_WORK TO BE COMPLETED_: Each of the records below must be reproduced verbatim.

_DATA_:
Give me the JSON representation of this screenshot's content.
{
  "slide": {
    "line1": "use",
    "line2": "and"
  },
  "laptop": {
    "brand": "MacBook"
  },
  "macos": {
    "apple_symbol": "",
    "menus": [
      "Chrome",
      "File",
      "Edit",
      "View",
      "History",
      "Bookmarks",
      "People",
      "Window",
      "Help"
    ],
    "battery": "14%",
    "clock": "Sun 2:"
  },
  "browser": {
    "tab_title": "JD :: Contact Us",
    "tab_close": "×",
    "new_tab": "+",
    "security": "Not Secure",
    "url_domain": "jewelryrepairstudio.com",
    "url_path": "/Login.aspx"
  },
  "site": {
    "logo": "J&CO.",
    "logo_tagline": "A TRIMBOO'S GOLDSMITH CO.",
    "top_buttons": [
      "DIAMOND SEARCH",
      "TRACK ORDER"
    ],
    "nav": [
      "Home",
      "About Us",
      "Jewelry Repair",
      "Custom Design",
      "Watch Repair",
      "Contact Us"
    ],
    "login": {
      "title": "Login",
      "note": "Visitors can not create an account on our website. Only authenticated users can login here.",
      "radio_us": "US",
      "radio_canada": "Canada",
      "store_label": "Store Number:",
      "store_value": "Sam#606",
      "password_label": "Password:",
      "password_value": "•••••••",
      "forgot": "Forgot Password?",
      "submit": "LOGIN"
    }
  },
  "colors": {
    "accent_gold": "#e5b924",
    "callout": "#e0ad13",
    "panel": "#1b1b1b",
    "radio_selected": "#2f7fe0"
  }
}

_TASK RESULT_:
Give me the JSON representation of this screenshot's content.
{
  "slide": {
    "line1": "use",
    "line2": "and"
  },
  "laptop": {
    "brand": "MacBook"
  },
  "macos": {
    "apple_symbol": "",
    "menus": [
      "Chrome",
      "File",
      "Edit",
      "View",
      "History",
      "Bookmarks",
      "People",
      "Window",
      "Help"
    ],
    "battery": "14%",
    "clock": "Sun 2:"
  },
  "browser": {
    "tab_title": "JD :: Contact Us",
    "tab_close": "×",
    "new_tab": "+",
    "security": "Not Secure",
    "url_domain": "jewelryrepairstudio.com",
    "url_path": "/Login.aspx"
  },
  "site": {
    "logo": "J&CO.",
    "logo_tagline": "A TRIMBOO'S GOLDSMITH CO.",
    "top_buttons": [
      "DIAMOND SEARCH",
      "TRACK ORDER"
    ],
    "nav": [
      "Home",
      "About Us",
      "Jewelry Repair",
      "Custom Design",
      "Watch Repair",
      "Contact Us"
    ],
    "login": {
      "title": "Login",
      "note": "Visitors can not create an account on our website. Only authenticated users can login here.",
      "radio_us": "US",
      "radio_canada": "Canada",
      "store_label": "Store Number:",
      "store_value": "Sam#606",
      "password_label": "Password:",
      "password_value": "•••••••",
      "forgot": "Forgot Password?",
      "submit": "LOGIN"
    }
  },
  "colors": {
    "accent_gold": "#e5b924",
    "callout": "#e0ad13",
    "panel": "#1b1b1b",
    "radio_selected": "#2f7fe0"
  }
}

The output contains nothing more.